Donald Trump's proposed temporary ban on all Muslims entering the United States and his attack on a federal judge as "inherently" impartial because of his Mexican heritage were apparently not egregiously offensive enough for House Speaker Paul Ryan to hold out his endorsement of his party's presumptive presidential nominee, so it comes as little surprise that Trump's latest deep dive into the world of conspiracy theories has hardly registered as a speed bump for Ryan on the road to the GOP convention in Cleveland.
"If he continues to say controversial things that draw your concerns, do you envision any scenario in which you would rescind your endorsement?" Ryan asked during his press conference on Thursday.

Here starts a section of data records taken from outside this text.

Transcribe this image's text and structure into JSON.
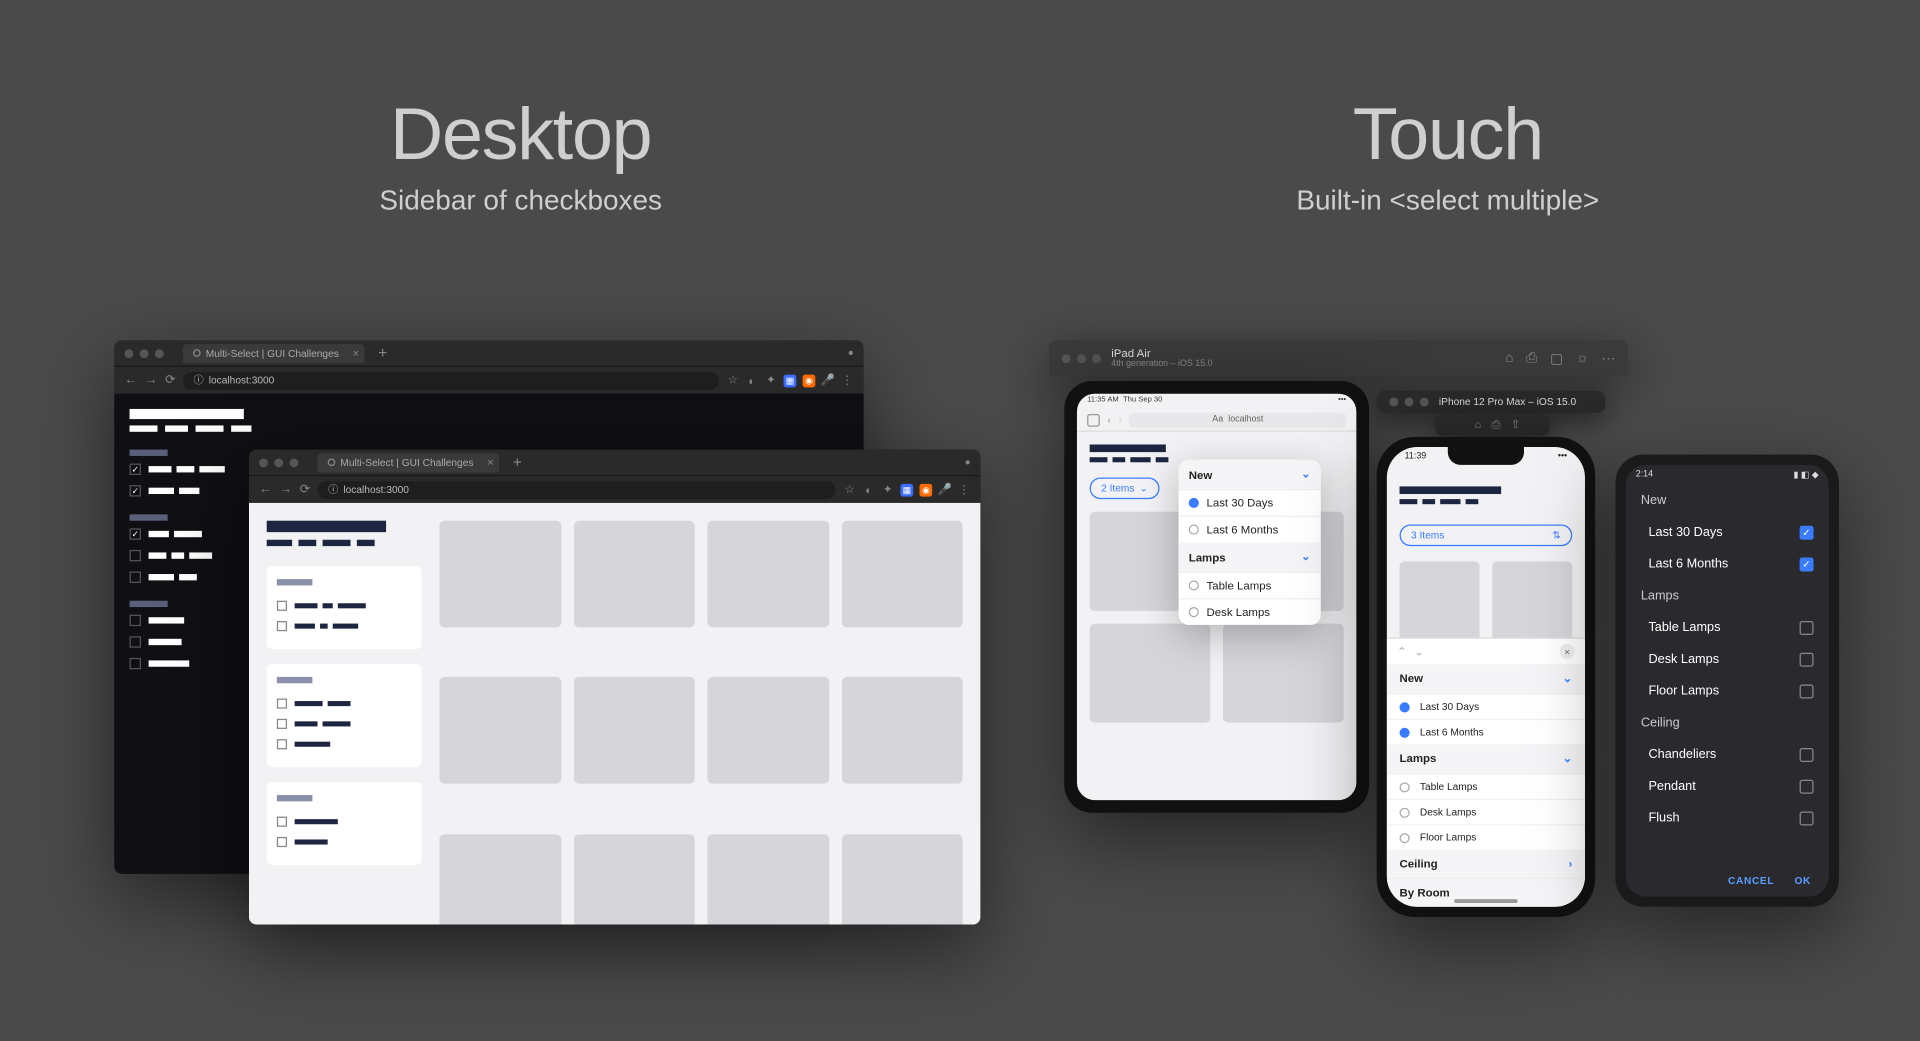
{
  "desktop": {
    "title": "Desktop",
    "subtitle": "Sidebar of checkboxes"
  },
  "touch": {
    "title": "Touch",
    "subtitle": "Built-in <select multiple>"
  },
  "browser": {
    "tab_title": "Multi-Select | GUI Challenges",
    "url": "localhost:3000"
  },
  "simulator_ipad": {
    "device": "iPad Air",
    "detail": "4th generation – iOS 15.0"
  },
  "simulator_iphone": {
    "title": "iPhone 12 Pro Max – iOS 15.0"
  },
  "ipad": {
    "time": "11:35 AM",
    "date": "Thu Sep 30",
    "url_short": "localhost",
    "pill": "2 Items"
  },
  "iphone": {
    "time": "11:39",
    "pill": "3 Items"
  },
  "android": {
    "time": "2:14",
    "groups": [
      {
        "label": "New",
        "options": [
          {
            "label": "Last 30 Days",
            "checked": true
          },
          {
            "label": "Last 6 Months",
            "checked": true
          }
        ]
      },
      {
        "label": "Lamps",
        "options": [
          {
            "label": "Table Lamps",
            "checked": false
          },
          {
            "label": "Desk Lamps",
            "checked": false
          },
          {
            "label": "Floor Lamps",
            "checked": false
          }
        ]
      },
      {
        "label": "Ceiling",
        "options": [
          {
            "label": "Chandeliers",
            "checked": false
          },
          {
            "label": "Pendant",
            "checked": false
          },
          {
            "label": "Flush",
            "checked": false
          }
        ]
      }
    ],
    "actions": {
      "cancel": "CANCEL",
      "ok": "OK"
    }
  },
  "ios_popover": {
    "groups": [
      {
        "label": "New",
        "options": [
          {
            "label": "Last 30 Days",
            "selected": true
          },
          {
            "label": "Last 6 Months",
            "selected": false
          }
        ]
      },
      {
        "label": "Lamps",
        "options": [
          {
            "label": "Table Lamps",
            "selected": false
          },
          {
            "label": "Desk Lamps",
            "selected": false
          }
        ]
      }
    ]
  },
  "iphone_sheet": {
    "groups": [
      {
        "label": "New",
        "expanded": true,
        "options": [
          {
            "label": "Last 30 Days",
            "selected": true
          },
          {
            "label": "Last 6 Months",
            "selected": true
          }
        ]
      },
      {
        "label": "Lamps",
        "expanded": true,
        "options": [
          {
            "label": "Table Lamps",
            "selected": false
          },
          {
            "label": "Desk Lamps",
            "selected": false
          },
          {
            "label": "Floor Lamps",
            "selected": false
          }
        ]
      },
      {
        "label": "Ceiling",
        "expanded": false,
        "chevron": "right",
        "options": []
      },
      {
        "label": "By Room",
        "expanded": false,
        "chevron": "none",
        "options": []
      }
    ]
  }
}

"That's not my plan," Ryan replied. "I don't have a plan to do that."
This, after the wannabe Birther-in-Chief escalated his attacks on President Obama in the wake of the deadliest mass shooting in modern U.S. history, calling for his resignation and suggesting that he allowed the attack to occur because he is secretly a "Radical Islam" terrorist sympathizer.
"Look, we are just going to agree to disagree. that is just the way things work," Ryan explained of his continued support of Trump. "Mitt Romney and I didn't agree on everything," he continued. "What we do agree on is that we don't want another Democrat in the White House, I can tell you that."
"If I am asked a question about a proposal I don't agree, I am going to answer honestly," Ryan assured reporters.
"I'm going to be myself," Ryan said, vowing to defend conservative principles even against the presumptive GOP presidential nominee.
Ryan said he couldn't predict how often Trump would make such offensive statements, but he suggested he would stick by the controversial candidate's side for the sake of political expediency:
He's a different kind of candidate. This is a different kind of year. I'm going to be myself and speak up in defense of our principles and our country's principles. I do believe the last thing we want is a Democrat in the White House like Hillary Clinton.
— CNN Politics (@CNNPolitics) June 16, 2016